Burden of Destiny
For trumpet and piano
Burden of Destiny (2009)
for trumpet and piano
Written for by Chris Martin (principal trumpet, Chicago Symphony). Premiered in May of 2009, at the International Trumpet Guild conference in Harrisburg, PA
In the winter of 2007, the Chicago Symphony was on a Florida tour, which included Naples, where I was living at the time. After their performance, I had the opportunity to meet Chris Martin (Principal Trumpet), where he implied that it would be nice someday to get a new piece from me. Two years later, which included my family’s move from Naples to Chicago, and after many text-messages and emails, the opportunity finally presented itself in the form of a recital to be held at the International Trumpet Guild’s (ITG) Conference, to be held in Harrisburg, PA.When considering what to write for Chris, I was looking to do something that would be a relatively serious piece, and one that would represent both of our ties to Chicago (I am originally from the area). It was during this search that I was reminded of Carl Sandburg’s poem, ‘Chicago’, and I decided to give it a read to see what might serve as inspiration.
Those of us from the city are well aware of the famous lines “Hog butcher for the World” or “City of Big Shoulders” – but it was a line describing the city, hidden later in the poem, that caught my eye: “Under the terrible burden of destiny laughing as a young man laughs.” The idea of being burdened by something unknown, such as destiny, struck a chord with me, and inspired me to being work on the piece.The piece immediately takes on a serious nature, starting almost hauntingly slowly and simply, not yet daring to take on the impending difficulty which is sure to come at any time. The challenges do in fact arrive, and it is during these moments that I strove to portray some of Chicago’s known qualities, the working man’s city, “strong and cunning”, a “tall bold slugger set vivid against the little soft cities.” I wanted to write a strong piece, full of action and weight, all the while showing off what I believe to be Chris Martin’s best qualities as a musician: which in a word would basically be: Everything.

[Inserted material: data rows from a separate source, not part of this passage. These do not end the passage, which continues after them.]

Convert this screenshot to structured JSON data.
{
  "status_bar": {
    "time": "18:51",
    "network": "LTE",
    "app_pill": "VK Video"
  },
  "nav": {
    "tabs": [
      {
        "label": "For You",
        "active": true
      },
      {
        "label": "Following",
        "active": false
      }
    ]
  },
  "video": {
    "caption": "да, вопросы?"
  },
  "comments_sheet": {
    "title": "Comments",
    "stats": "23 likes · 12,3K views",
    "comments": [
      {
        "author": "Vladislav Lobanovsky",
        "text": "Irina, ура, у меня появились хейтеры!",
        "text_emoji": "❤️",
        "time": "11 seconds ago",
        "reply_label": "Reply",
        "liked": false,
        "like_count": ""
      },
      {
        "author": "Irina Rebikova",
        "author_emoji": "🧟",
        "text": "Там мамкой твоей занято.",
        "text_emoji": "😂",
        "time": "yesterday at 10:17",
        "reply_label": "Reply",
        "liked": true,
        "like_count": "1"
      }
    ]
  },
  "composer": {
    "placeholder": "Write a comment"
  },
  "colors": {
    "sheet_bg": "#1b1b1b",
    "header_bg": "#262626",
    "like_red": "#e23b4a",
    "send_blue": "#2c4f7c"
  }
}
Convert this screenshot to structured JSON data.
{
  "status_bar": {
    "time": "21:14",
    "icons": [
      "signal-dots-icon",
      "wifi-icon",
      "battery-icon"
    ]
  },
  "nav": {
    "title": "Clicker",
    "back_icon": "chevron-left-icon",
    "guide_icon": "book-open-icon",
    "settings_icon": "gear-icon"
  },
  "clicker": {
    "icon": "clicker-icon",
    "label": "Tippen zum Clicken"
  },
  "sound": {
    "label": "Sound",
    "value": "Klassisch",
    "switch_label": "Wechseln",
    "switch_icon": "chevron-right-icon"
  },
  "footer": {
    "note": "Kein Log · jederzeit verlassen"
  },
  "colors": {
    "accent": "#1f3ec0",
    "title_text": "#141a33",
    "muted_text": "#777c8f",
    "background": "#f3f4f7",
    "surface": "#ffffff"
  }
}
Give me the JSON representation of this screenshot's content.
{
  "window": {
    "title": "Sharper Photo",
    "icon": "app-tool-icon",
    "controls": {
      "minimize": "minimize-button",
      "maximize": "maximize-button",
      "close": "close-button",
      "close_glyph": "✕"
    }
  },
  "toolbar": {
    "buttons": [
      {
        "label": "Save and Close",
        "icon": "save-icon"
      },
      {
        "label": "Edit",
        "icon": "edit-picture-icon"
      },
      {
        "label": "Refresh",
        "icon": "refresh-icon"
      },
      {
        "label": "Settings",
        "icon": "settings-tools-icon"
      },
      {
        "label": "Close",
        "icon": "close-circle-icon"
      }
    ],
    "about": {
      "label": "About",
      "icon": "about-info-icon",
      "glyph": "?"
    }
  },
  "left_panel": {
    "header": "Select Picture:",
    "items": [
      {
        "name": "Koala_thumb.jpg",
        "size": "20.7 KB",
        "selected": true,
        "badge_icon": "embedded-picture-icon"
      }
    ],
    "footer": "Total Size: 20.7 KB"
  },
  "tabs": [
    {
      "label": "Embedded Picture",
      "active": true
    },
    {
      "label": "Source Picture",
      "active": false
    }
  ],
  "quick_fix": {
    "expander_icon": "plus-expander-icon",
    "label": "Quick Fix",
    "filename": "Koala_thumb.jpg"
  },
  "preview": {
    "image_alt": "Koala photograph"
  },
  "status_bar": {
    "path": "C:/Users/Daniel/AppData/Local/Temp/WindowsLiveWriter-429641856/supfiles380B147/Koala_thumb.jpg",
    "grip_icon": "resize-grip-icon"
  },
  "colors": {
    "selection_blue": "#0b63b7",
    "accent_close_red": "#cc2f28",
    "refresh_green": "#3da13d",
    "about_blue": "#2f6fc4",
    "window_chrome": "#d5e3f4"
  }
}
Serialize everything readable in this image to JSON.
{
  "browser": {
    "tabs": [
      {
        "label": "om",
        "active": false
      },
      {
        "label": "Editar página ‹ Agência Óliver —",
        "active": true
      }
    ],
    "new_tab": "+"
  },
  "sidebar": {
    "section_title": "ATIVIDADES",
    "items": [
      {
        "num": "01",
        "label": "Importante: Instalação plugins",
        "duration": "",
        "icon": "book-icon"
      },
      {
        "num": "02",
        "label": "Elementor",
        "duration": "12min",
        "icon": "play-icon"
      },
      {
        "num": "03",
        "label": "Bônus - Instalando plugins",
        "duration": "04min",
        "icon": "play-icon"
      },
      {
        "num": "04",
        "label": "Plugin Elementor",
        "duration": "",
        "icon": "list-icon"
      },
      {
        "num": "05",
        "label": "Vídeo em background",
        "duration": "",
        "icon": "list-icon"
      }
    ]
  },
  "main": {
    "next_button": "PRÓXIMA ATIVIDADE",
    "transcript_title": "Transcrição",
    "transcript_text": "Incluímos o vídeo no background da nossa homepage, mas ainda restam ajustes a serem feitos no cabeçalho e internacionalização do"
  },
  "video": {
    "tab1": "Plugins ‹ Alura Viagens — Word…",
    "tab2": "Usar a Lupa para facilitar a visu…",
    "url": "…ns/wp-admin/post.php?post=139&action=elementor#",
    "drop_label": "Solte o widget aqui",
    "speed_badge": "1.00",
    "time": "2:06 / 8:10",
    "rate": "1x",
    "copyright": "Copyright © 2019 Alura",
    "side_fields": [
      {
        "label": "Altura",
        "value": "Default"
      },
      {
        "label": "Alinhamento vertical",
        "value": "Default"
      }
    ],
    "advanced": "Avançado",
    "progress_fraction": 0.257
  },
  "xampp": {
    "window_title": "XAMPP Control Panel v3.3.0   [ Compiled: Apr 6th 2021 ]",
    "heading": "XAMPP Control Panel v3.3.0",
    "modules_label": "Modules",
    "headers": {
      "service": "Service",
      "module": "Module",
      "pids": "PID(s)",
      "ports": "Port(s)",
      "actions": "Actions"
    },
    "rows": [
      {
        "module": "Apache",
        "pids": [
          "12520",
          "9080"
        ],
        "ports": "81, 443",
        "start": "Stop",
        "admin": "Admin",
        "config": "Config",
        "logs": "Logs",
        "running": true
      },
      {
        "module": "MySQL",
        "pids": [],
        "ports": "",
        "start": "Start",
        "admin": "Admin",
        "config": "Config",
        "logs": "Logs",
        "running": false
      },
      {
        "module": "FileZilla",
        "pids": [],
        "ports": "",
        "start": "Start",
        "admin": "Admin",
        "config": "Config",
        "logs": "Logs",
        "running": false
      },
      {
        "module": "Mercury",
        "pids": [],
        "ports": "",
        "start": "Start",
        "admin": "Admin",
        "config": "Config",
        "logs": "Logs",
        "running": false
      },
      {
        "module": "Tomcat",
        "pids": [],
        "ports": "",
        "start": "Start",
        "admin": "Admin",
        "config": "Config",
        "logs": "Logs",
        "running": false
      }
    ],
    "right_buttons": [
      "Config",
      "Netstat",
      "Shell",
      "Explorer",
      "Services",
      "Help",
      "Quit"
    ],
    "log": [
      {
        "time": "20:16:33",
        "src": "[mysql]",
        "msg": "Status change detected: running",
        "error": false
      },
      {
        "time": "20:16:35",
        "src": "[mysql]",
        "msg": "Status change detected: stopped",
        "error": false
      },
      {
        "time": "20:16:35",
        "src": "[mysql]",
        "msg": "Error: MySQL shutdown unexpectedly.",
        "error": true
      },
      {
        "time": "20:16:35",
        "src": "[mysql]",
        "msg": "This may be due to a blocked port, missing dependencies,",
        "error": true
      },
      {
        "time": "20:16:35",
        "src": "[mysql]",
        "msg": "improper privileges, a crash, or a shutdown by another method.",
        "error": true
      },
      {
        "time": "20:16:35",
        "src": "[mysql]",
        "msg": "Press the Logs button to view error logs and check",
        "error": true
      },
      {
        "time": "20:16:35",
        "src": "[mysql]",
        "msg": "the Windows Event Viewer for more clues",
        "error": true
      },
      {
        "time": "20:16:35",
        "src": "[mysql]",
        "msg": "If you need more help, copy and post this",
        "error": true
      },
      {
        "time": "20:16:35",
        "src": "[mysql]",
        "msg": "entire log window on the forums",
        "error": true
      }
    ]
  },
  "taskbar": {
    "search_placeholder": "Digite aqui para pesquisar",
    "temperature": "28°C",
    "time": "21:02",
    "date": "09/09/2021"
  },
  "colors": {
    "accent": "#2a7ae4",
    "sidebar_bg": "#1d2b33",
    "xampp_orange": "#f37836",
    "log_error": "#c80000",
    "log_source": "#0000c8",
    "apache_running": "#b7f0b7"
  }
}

I do believe the piece could also be done as a multi-media venture, using a narrator to read the poem, either before, or interspersed throughout the performance of the 9 minute work.